■ DATA FOR REVIEW ■
========

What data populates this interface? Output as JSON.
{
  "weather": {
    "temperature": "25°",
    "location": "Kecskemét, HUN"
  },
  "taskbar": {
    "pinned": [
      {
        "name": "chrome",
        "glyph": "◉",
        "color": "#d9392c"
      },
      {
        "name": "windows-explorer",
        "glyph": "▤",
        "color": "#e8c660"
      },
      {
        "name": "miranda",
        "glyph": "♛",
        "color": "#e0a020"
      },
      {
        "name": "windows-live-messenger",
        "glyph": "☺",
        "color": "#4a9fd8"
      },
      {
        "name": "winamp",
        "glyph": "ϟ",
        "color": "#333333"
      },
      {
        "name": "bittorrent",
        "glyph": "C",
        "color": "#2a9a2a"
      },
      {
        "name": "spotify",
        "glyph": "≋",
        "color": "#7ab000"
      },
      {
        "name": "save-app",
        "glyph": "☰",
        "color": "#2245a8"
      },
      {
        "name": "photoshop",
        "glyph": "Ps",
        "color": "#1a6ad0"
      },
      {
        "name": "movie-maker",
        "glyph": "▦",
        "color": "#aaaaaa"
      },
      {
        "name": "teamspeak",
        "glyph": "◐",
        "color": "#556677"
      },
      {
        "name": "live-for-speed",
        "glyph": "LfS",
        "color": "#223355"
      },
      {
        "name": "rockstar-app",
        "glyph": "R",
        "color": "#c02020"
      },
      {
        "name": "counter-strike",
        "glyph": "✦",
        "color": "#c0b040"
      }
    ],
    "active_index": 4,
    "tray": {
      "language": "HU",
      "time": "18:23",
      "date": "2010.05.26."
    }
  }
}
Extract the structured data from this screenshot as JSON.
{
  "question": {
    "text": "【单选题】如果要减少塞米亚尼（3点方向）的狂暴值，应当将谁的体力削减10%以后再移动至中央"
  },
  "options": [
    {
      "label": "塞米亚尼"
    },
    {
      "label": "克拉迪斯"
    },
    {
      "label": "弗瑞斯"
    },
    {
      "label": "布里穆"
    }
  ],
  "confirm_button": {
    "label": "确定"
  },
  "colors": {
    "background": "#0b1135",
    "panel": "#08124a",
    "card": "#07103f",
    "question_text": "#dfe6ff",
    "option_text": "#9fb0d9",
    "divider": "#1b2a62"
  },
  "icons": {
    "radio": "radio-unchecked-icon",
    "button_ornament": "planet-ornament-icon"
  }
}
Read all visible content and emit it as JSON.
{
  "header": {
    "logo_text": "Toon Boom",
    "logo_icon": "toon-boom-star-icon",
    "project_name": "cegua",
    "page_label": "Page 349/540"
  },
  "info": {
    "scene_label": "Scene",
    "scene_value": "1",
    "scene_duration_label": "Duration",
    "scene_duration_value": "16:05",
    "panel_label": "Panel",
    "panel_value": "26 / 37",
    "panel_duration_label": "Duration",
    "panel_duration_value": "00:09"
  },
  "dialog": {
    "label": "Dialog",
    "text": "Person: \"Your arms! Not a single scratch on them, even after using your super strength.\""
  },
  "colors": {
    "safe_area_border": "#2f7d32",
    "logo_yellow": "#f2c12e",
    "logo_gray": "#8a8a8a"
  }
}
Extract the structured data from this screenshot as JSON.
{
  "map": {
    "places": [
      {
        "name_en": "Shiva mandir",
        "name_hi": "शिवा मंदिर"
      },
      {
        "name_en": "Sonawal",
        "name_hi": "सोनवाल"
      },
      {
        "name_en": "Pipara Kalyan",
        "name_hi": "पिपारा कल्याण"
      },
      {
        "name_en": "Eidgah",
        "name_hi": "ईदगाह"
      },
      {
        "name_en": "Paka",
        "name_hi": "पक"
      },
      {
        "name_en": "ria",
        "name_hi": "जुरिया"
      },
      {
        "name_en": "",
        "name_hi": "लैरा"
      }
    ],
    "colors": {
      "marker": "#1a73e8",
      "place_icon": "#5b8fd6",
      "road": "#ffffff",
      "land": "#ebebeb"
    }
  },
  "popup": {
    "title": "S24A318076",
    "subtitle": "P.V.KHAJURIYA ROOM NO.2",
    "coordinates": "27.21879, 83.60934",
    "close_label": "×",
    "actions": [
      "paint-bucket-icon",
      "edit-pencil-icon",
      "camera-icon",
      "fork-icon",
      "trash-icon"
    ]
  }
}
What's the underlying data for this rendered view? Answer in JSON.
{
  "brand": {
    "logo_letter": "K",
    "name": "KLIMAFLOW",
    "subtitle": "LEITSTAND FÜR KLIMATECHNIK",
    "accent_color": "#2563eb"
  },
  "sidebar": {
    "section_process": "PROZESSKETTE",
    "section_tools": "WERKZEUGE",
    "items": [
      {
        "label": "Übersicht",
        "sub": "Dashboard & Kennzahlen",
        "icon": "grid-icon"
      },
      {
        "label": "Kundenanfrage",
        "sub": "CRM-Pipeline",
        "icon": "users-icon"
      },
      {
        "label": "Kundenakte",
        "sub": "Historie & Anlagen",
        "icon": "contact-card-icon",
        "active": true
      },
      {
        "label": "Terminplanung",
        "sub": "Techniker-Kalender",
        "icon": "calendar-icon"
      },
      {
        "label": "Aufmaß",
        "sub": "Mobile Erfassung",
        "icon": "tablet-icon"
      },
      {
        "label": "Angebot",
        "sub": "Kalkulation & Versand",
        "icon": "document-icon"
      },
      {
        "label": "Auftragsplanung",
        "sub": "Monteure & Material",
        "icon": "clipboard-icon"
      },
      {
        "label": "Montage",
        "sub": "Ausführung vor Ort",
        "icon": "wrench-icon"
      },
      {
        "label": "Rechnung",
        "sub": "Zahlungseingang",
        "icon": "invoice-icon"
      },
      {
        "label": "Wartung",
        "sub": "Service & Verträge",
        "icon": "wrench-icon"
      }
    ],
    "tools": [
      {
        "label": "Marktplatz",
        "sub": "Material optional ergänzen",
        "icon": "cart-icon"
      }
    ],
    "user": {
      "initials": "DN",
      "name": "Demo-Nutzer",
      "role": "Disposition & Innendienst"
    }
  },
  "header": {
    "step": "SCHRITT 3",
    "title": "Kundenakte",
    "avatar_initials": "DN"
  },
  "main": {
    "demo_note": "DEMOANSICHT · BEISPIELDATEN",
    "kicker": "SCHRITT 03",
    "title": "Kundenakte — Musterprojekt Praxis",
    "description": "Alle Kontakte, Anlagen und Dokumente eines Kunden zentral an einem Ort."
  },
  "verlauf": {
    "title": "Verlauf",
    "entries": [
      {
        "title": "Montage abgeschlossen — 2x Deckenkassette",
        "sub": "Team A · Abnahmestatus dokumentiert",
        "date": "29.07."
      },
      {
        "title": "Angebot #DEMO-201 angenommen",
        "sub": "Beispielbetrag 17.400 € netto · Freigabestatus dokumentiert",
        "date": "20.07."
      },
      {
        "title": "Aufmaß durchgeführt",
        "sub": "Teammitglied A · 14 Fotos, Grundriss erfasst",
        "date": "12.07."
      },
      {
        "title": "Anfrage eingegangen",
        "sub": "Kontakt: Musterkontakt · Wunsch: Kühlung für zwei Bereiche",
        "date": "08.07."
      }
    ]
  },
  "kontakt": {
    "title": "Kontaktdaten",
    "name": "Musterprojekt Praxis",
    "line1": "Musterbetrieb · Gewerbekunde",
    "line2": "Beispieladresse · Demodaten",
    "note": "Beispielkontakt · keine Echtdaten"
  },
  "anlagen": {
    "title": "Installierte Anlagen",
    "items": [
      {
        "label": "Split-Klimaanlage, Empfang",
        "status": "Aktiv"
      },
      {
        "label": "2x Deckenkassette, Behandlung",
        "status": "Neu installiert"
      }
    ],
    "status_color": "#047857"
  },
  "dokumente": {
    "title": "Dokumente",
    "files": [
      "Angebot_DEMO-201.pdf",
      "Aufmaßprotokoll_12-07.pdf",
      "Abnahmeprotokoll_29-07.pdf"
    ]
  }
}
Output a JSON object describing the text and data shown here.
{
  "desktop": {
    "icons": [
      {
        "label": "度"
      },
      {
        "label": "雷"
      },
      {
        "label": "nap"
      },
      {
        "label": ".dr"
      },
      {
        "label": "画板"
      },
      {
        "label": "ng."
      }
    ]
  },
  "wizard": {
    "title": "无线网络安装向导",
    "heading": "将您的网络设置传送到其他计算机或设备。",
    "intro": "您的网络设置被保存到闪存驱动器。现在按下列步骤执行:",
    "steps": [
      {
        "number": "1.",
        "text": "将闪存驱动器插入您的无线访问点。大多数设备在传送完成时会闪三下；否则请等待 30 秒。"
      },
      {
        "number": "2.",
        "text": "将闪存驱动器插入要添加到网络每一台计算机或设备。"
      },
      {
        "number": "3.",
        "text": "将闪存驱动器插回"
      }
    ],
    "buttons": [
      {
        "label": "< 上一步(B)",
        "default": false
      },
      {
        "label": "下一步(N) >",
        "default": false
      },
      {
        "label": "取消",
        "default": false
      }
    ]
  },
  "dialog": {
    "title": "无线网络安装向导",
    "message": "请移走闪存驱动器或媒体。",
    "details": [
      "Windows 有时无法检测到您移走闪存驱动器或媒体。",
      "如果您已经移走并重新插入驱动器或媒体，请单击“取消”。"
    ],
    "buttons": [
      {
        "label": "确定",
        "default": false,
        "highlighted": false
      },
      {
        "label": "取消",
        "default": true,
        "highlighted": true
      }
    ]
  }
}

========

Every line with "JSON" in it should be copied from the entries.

What data populates this interface? Output as JSON.
Extract the structured data from this screenshot as JSON.
Read all visible content and emit it as JSON.
Extract the structured data from this screenshot as JSON.
What's the underlying data for this rendered view? Answer in JSON.
Output a JSON object describing the text and data shown here.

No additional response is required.